We rounded out our first evening with a visit to the Turkish baths offered at Rituels d'Orient Spa Hammam. It was a perfectly acceptable experience I suppose, but we’ve been so spoiled by the over the top treatment at Cemberlitas Hammam in Istanbul that everything else just pales in comparison.
Our second day in Barcelona we spent in the newer part of town, soaking up the art scene. We started at the Picasso museum where I learned that Picasso actually had real talent as an artist and could draw and paint the most beautiful pictures -he did so as a young artist- but simply chose not to later in life because he wanted to be his own man or whatever. All this time I just thought he drew ugly things because he was talentless. Also I learned that all the cruddy art he painted during his famous phases (the ugly art stuff with weird faces) started with him looking at a famous masterpiece and screwing around with it to mess with people- moving the eyes and nose around, distorting the shapes, etc. They show you his paintings superimposed on the original masterpiece he was toying with and you can see his method. Interesting, very interesting. After dabbling in Picasso we moved onto Gaudi. Now this man, he was a genius and a visionary. We toured Casa Mila (an apartment building he designed) and the Sagrida Familia Cathedral (also his work). The Sagrida Familia was started in 1882 and is scheduled for completion in 2026. Each side of the cathedral represents a different story in Christian history (for example the side completed first represents the nativity). Since the building, like many famous cathedrals, has taken so long, multiple architects and artists have been involved in the work and as such the architecture of each face of the building is very different with regard to visual features and artistic style. There’s to be a grand worship service when the work is finally finished and I’ve got it in mind to attend. Words cannot begin to describe how beautiful the cathedral is; unfortunately we took most of our pictures on this trip with hubby’s phone which was subsequently stolen on a weekend trip in NY before we had a chance to download the pictures from the camera.
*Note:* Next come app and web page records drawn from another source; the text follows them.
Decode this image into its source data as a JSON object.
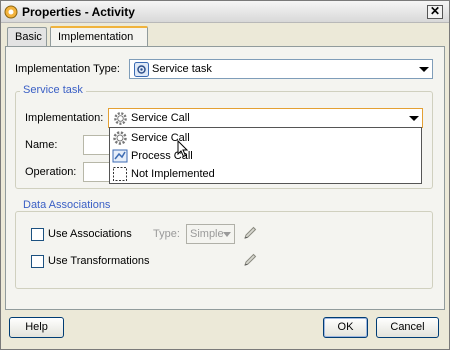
{
  "window": {
    "title": "Properties - Activity",
    "close_glyph": "✕"
  },
  "tabs": [
    {
      "label": "Basic",
      "active": false
    },
    {
      "label": "Implementation",
      "active": true
    }
  ],
  "implementation_type": {
    "label": "Implementation Type:",
    "value": "Service task",
    "icon": "service-task-icon"
  },
  "service_task_group": {
    "title": "Service task",
    "implementation": {
      "label": "Implementation:",
      "value": "Service Call",
      "icon": "gear-icon"
    },
    "name_label": "Name:",
    "operation_label": "Operation:",
    "dropdown_options": [
      {
        "label": "Service Call",
        "icon": "gear-icon",
        "highlighted": true
      },
      {
        "label": "Process Call",
        "icon": "process-icon",
        "highlighted": false
      },
      {
        "label": "Not Implemented",
        "icon": "dashed-box-icon",
        "highlighted": false
      }
    ]
  },
  "data_associations": {
    "title": "Data Associations",
    "use_associations_label": "Use Associations",
    "type_label": "Type:",
    "type_value": "Simple",
    "use_transformations_label": "Use Transformations"
  },
  "buttons": {
    "help": "Help",
    "ok": "OK",
    "cancel": "Cancel"
  },
  "colors": {
    "group_title": "#3a5fc5",
    "tab_accent": "#f0b33c",
    "panel_bg": "#f4f4f0"
  }
}
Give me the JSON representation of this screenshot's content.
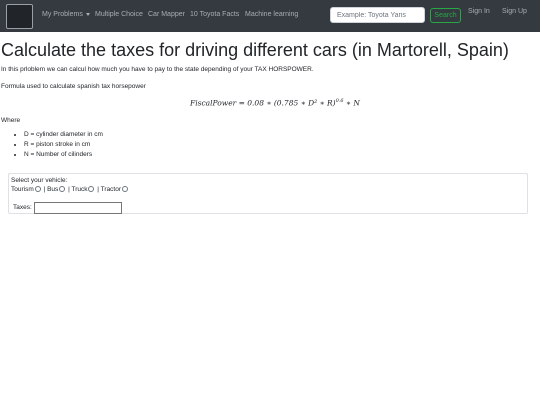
{
  "nav": {
    "items": [
      "My Problems",
      "Multiple Choice",
      "Car Mapper",
      "10 Toyota Facts",
      "Machine learning"
    ],
    "search_placeholder": "Example: Toyota Yaris",
    "search_button": "Search",
    "sign_in": "Sign In",
    "sign_up": "Sign Up"
  },
  "main": {
    "title": "Calculate the taxes for driving different cars (in Martorell, Spain)",
    "intro": "In this prloblem we can calcul how much you have to pay to the state depending of your TAX HORSPOWER.",
    "formula_label": "Formula used to calculate spanish tax horsepower",
    "formula": "FiscalPower = 0.08 ∗ (0.785 ∗ D² ∗ R)",
    "formula_exponent": "0.6",
    "formula_tail": " ∗ N",
    "where_label": "Where",
    "variables": [
      "D = cylinder diameter in cm",
      "R = piston stroke in cm",
      "N = Number of cilinders"
    ]
  },
  "vehicle": {
    "select_label": "Select your vehicle:",
    "options": [
      "Tourism",
      "Bus",
      "Truck",
      "Tractor"
    ],
    "taxes_label": "Taxes:",
    "taxes_value": ""
  }
}
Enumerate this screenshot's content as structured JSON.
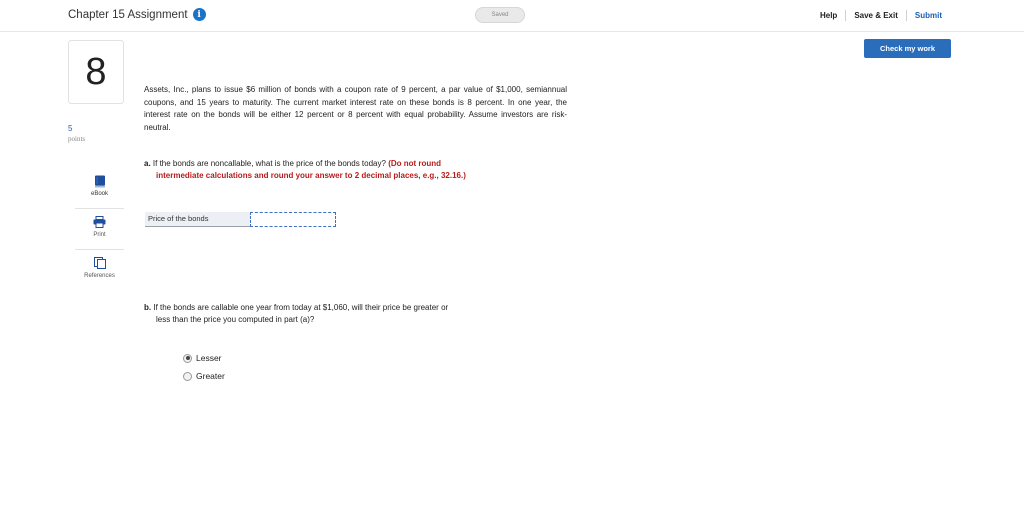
{
  "header": {
    "title": "Chapter 15 Assignment",
    "info_icon": "i",
    "saved_label": "Saved",
    "help": "Help",
    "save_exit": "Save & Exit",
    "submit": "Submit"
  },
  "check_work": "Check my work",
  "question": {
    "number": "8",
    "points_value": "5",
    "points_label": "points",
    "text": "Assets, Inc., plans to issue $6 million of bonds with a coupon rate of 9 percent, a par value of $1,000, semiannual coupons, and 15 years to maturity. The current market interest rate on these bonds is 8 percent. In one year, the interest rate on the bonds will be either 12 percent or 8 percent with equal probability. Assume investors are risk-neutral."
  },
  "tools": [
    {
      "label": "eBook",
      "icon": "book-icon"
    },
    {
      "label": "Print",
      "icon": "printer-icon"
    },
    {
      "label": "References",
      "icon": "references-icon"
    }
  ],
  "part_a": {
    "letter": "a.",
    "text": "If the bonds are noncallable, what is the price of the bonds today?",
    "instruction_line1": "(Do not round",
    "instruction_line2": "intermediate calculations and round your answer to 2 decimal places, e.g., 32.16.)",
    "answer_label": "Price of the bonds",
    "answer_value": ""
  },
  "part_b": {
    "letter": "b.",
    "line1": "If the bonds are callable one year from today at $1,060, will their price be greater or",
    "line2": "less than the price you computed in part (a)?",
    "options": [
      {
        "label": "Lesser",
        "selected": true
      },
      {
        "label": "Greater",
        "selected": false
      }
    ]
  },
  "colors": {
    "accent": "#2a6ebb",
    "instruction_red": "#b71c1c",
    "link_blue": "#1a5fb4"
  }
}
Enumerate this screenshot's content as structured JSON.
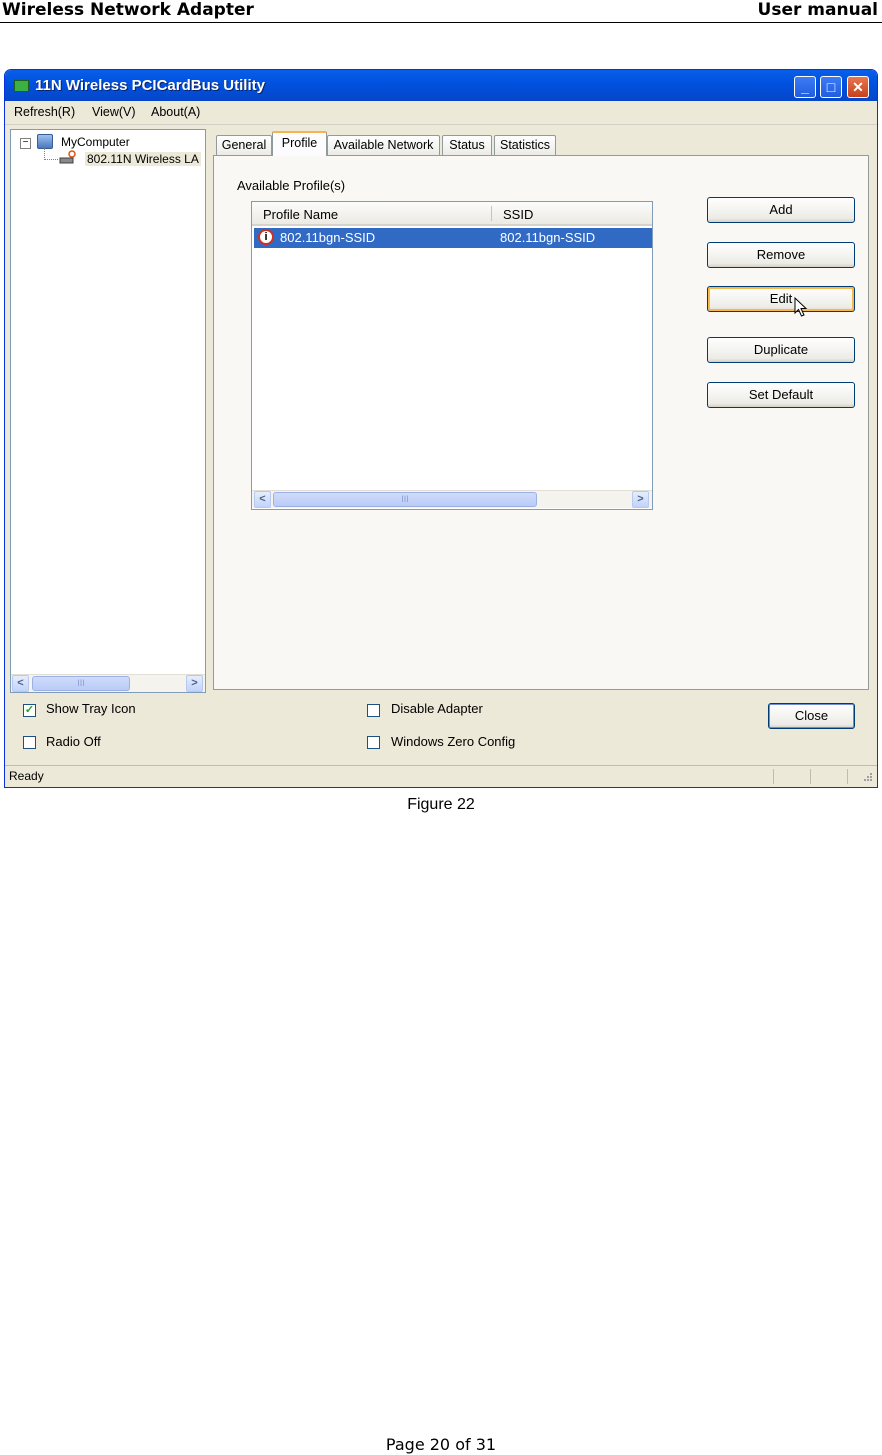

Boo. But pictures from our camera could hardly do justice anyway compared to standing before the building in person. This is why it’s important to travel and to see things with your own eyes that you’ll never forget. Also of note from this second day of sightseeing was our lunch spot: La Pepita. Just a fabulous cozy little sandwich shop with a specialty gin menu and exquisite fresh side dishes such as roasted spring onions in romanesco sauce. If you’re dining in Barcelona, make it a point to stop at La Pepita for lunch.
Our last day in Spain was spent at Montserrat which is a short day trip from Barcelona. For trip planning purposes, expect to spend about 24 euros including the round trip train ride from Barcelona plus the cable car and funicular to get you to the monastery at the top of the mountain. It’s a Benedictine monastery offering a scenic worship space, tranquil views and hiking trails from the mountain, the oldest boys choir in the world (beautiful voices), and a host of fresh cheeses, honey, wine, and other treats from mom and pop traders outside the monastery. It was a nice way to wind down our trip and come away with a taste of Spain (we brought a few wheels of goat and sheep cheese home).
Rounding out our first quarter travels in 2012 was a weekend trip to New York City to see Alan Rickman perform on Broadway in Seminar (so good I repeated the trip the next quarter to see it again) and a weekend trip I led for a group of six friends in New Orleans. The trip was nearly a moment by moment repeat of our previous New Orleans excursion, except that we stayed at a different hotel (this time in the garden district) and visited Oak Alley Plantation instead of the Laura Plantation. A great trip other than the culinary disappointment that is Cajun food (ugh).
Second quarter 2012 travel preview: Amsterdam, Portland, OR, and Glacier National Park